“Cincinnati Children’s has the best researchers and doctors working on finding a cure for EE,” he says. “We don’t think she will live her whole life with this disease because of the work they are doing.”
And Matt isn’t the only one whose family has been personally impacted by the Cincinnati Golfers for Charity’s contributions.
“When the board is deciding on the beneficiary for the year, we like to help people we know. We like to see who really needs the money and how much that can affect children,” Matt says. “We want to have a big impact for as many local people as possible.”
Keeping kids healthy, well and engaged in the community is what drives the players, because while golf may be a favorite pastime, organizing a golf outing can be quite a challenge.
“We play 100 holes in one day,” Matt says. Due to time and space constraints, the group is limited to about 45 golfers on the course, so to raise more money and help more kids, we would need to open the event up to more golfers on another course.
The event has raised more than $1 million in just eight years, and Matt says the key to its success is an active and engaged board.
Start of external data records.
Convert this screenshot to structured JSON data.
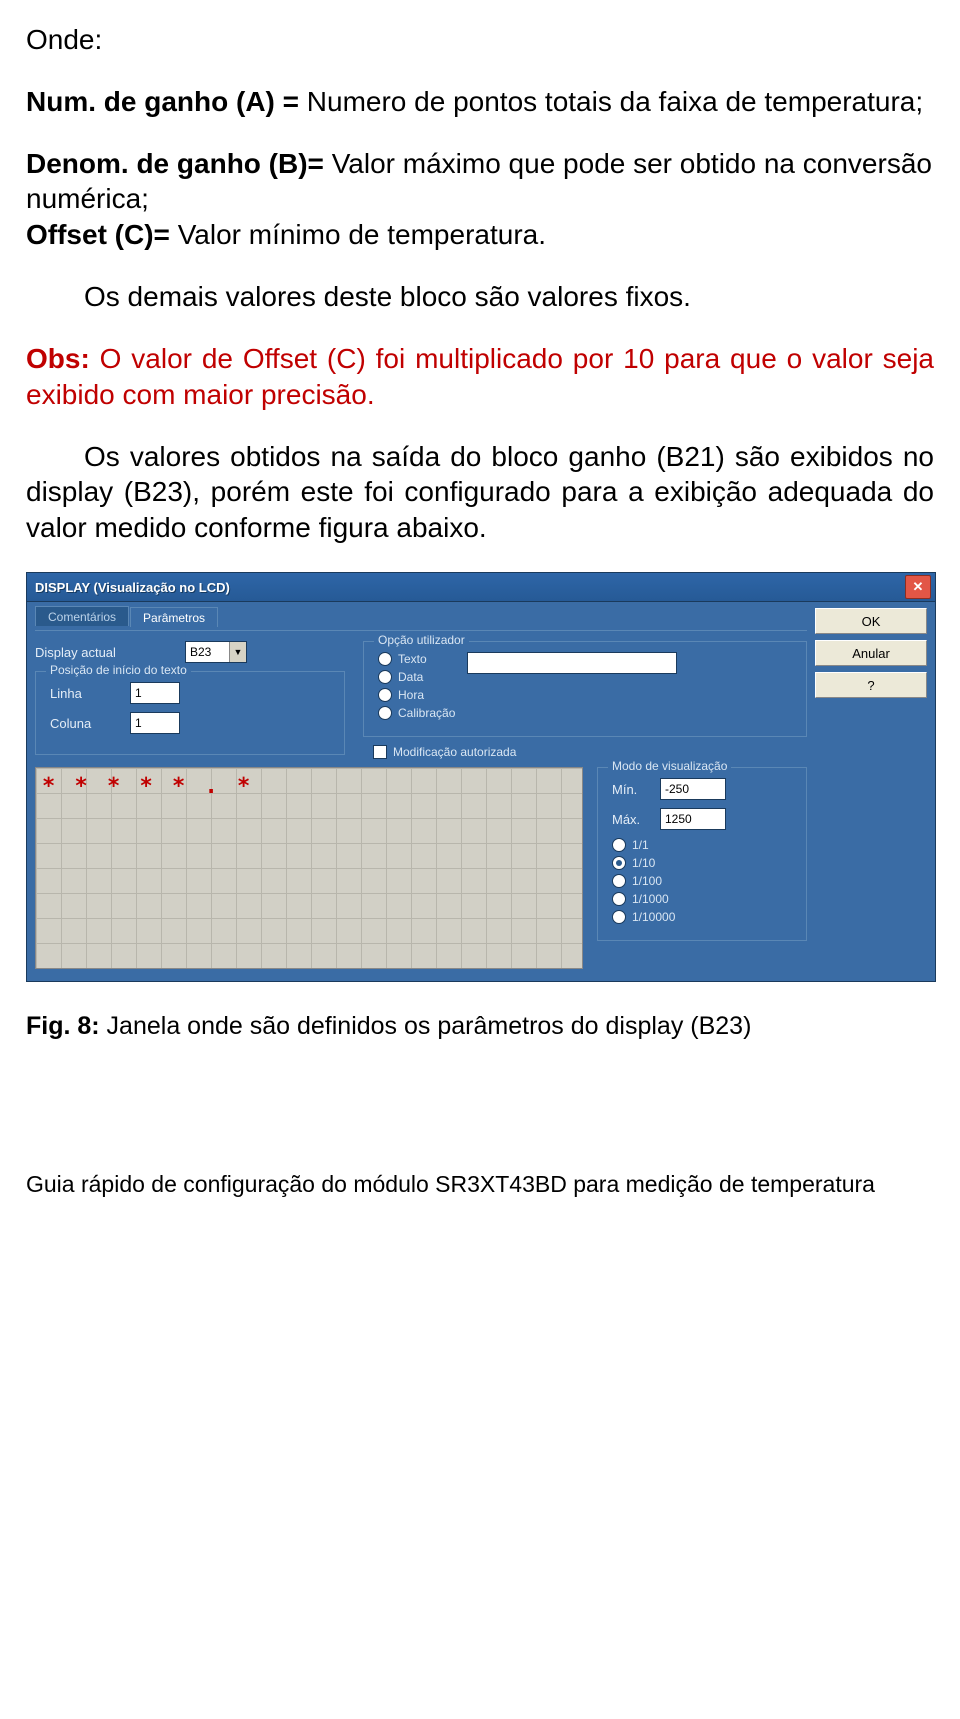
{
  "doc": {
    "onde": "Onde:",
    "p1_prefix": "Num. de ganho (A) = ",
    "p1_rest": "Numero de pontos totais da faixa de temperatura;",
    "p2_prefix": "Denom. de ganho (B)= ",
    "p2_rest": "Valor máximo que pode ser obtido na conversão numérica;",
    "p3_prefix": "Offset (C)= ",
    "p3_rest": "Valor mínimo de temperatura.",
    "p4": "Os demais valores deste bloco são valores fixos.",
    "obs_prefix": "Obs:",
    "obs_rest": " O valor de Offset (C) foi multiplicado por 10 para que o valor seja exibido com maior precisão.",
    "p5": "Os valores obtidos na saída do bloco ganho (B21) são exibidos no display (B23), porém este foi configurado para a exibição adequada do valor medido conforme figura abaixo.",
    "caption_prefix": "Fig. 8:",
    "caption_rest": " Janela onde são definidos os parâmetros do display (B23)",
    "footer": "Guia rápido de configuração do módulo SR3XT43BD para medição de temperatura"
  },
  "dialog": {
    "title": "DISPLAY (Visualização no LCD)",
    "close": "✕",
    "tabs": {
      "comments": "Comentários",
      "params": "Parâmetros"
    },
    "buttons": {
      "ok": "OK",
      "cancel": "Anular",
      "help": "?"
    },
    "display_actual_label": "Display actual",
    "display_actual_value": "B23",
    "pos_group": "Posição de início do texto",
    "linha_label": "Linha",
    "linha_value": "1",
    "coluna_label": "Coluna",
    "coluna_value": "1",
    "user_group": "Opção utilizador",
    "opts": {
      "texto": "Texto",
      "data": "Data",
      "hora": "Hora",
      "calib": "Calibração"
    },
    "texto_value": "",
    "mod_auth": "Modificação autorizada",
    "preview": "* * * * * . *",
    "viz_group": "Modo de visualização",
    "min_label": "Mín.",
    "min_value": "-250",
    "max_label": "Máx.",
    "max_value": "1250",
    "ratios": {
      "r1": "1/1",
      "r10": "1/10",
      "r100": "1/100",
      "r1000": "1/1000",
      "r10000": "1/10000"
    }
  }
}
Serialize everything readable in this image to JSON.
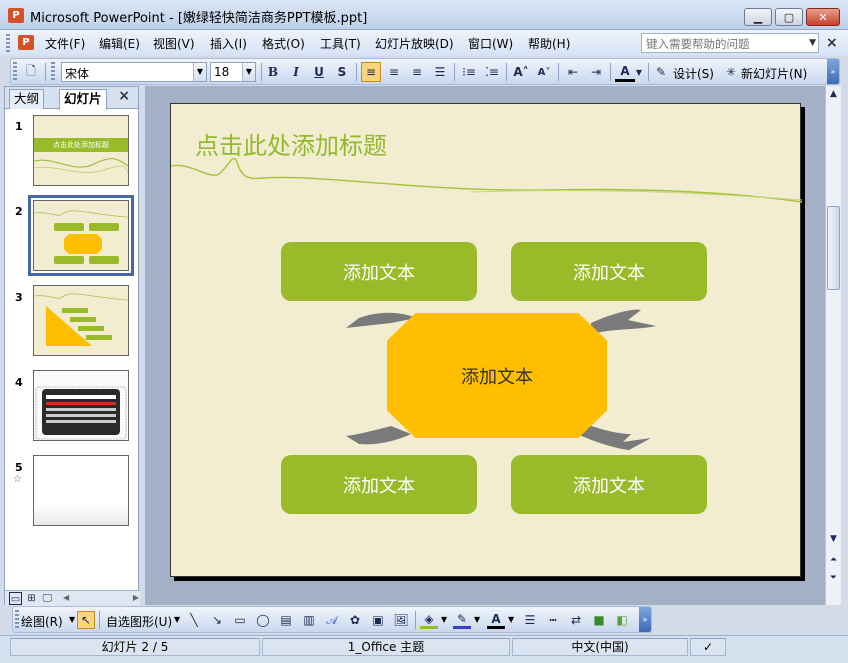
{
  "window": {
    "app_icon": "powerpoint-icon",
    "title": "Microsoft PowerPoint - [嫩绿轻快简洁商务PPT模板.ppt]"
  },
  "menubar": {
    "items": [
      "文件(F)",
      "编辑(E)",
      "视图(V)",
      "插入(I)",
      "格式(O)",
      "工具(T)",
      "幻灯片放映(D)",
      "窗口(W)",
      "帮助(H)"
    ],
    "help_placeholder": "键入需要帮助的问题"
  },
  "format_toolbar": {
    "font_name": "宋体",
    "font_size": "18",
    "bold": "B",
    "italic": "I",
    "underline": "U",
    "shadow": "S",
    "design_label": "设计(S)",
    "new_slide_label": "新幻灯片(N)"
  },
  "side_panel": {
    "tabs": [
      "大纲",
      "幻灯片"
    ],
    "active_tab": "幻灯片",
    "close_glyph": "×",
    "thumbnails": [
      {
        "number": "1",
        "title": "点击此处添加标题"
      },
      {
        "number": "2"
      },
      {
        "number": "3"
      },
      {
        "number": "4"
      },
      {
        "number": "5"
      }
    ],
    "selected_thumbnail": 2
  },
  "slide": {
    "title": "点击此处添加标题",
    "boxes": {
      "top_left": "添加文本",
      "top_right": "添加文本",
      "center": "添加文本",
      "bottom_left": "添加文本",
      "bottom_right": "添加文本"
    },
    "colors": {
      "background": "#f2ecd0",
      "green": "#99ba29",
      "orange": "#ffbf00",
      "arrow": "#777777"
    }
  },
  "drawing_toolbar": {
    "draw_label": "绘图(R)",
    "autoshapes_label": "自选图形(U)"
  },
  "statusbar": {
    "slide_position": "幻灯片 2 / 5",
    "theme": "1_Office 主题",
    "language": "中文(中国)"
  }
}
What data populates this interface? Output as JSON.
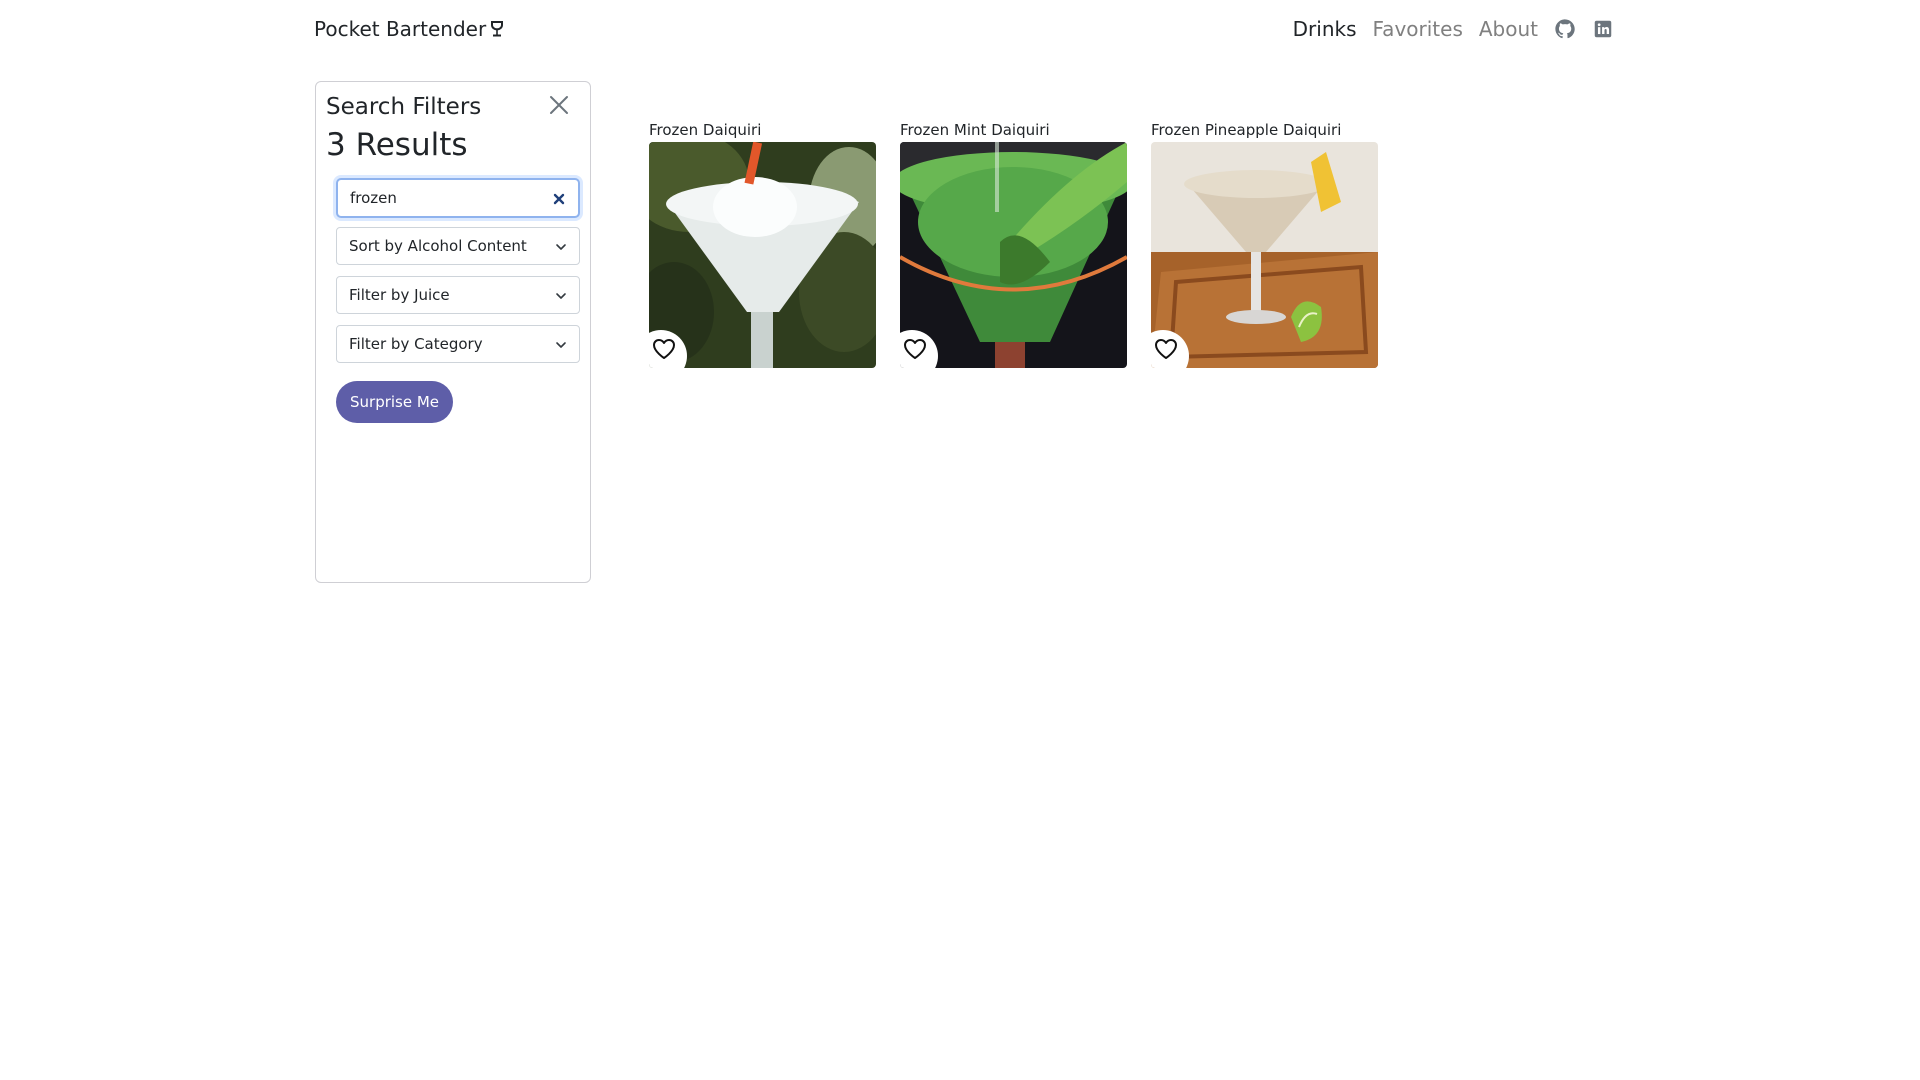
{
  "app": {
    "title": "Pocket Bartender"
  },
  "nav": {
    "links": [
      {
        "label": "Drinks",
        "active": true
      },
      {
        "label": "Favorites",
        "active": false
      },
      {
        "label": "About",
        "active": false
      }
    ],
    "icons": [
      "github-icon",
      "linkedin-icon"
    ]
  },
  "filters": {
    "title": "Search Filters",
    "results": "3 Results",
    "search_value": "frozen",
    "sort_label": "Sort by Alcohol Content",
    "juice_label": "Filter by Juice",
    "category_label": "Filter by Category",
    "surprise_label": "Surprise Me"
  },
  "drinks": [
    {
      "name": "Frozen Daiquiri",
      "favorite": false
    },
    {
      "name": "Frozen Mint Daiquiri",
      "favorite": false
    },
    {
      "name": "Frozen Pineapple Daiquiri",
      "favorite": false
    }
  ],
  "colors": {
    "accent": "#5e5ea8",
    "nav_active": "#212529",
    "nav_inactive": "#808080",
    "focus_border": "#8fb3ee"
  }
}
Matt, the other founders and original board members, Dan Ryan, Pete Kopf, Dave Geppert and Mike Stagnaro, and new board member Andy Sathe have built a board that is committed to – just like Cincinnati Children’s – bettering the lives of kids and families in Cincinnati and around the world.
If you are interested in learning more about hosting an event to benefit Cincinnati Children’s, learn more about our Giving Hope Program or contact Megan Boesing at email@example.com or 513-636-0184.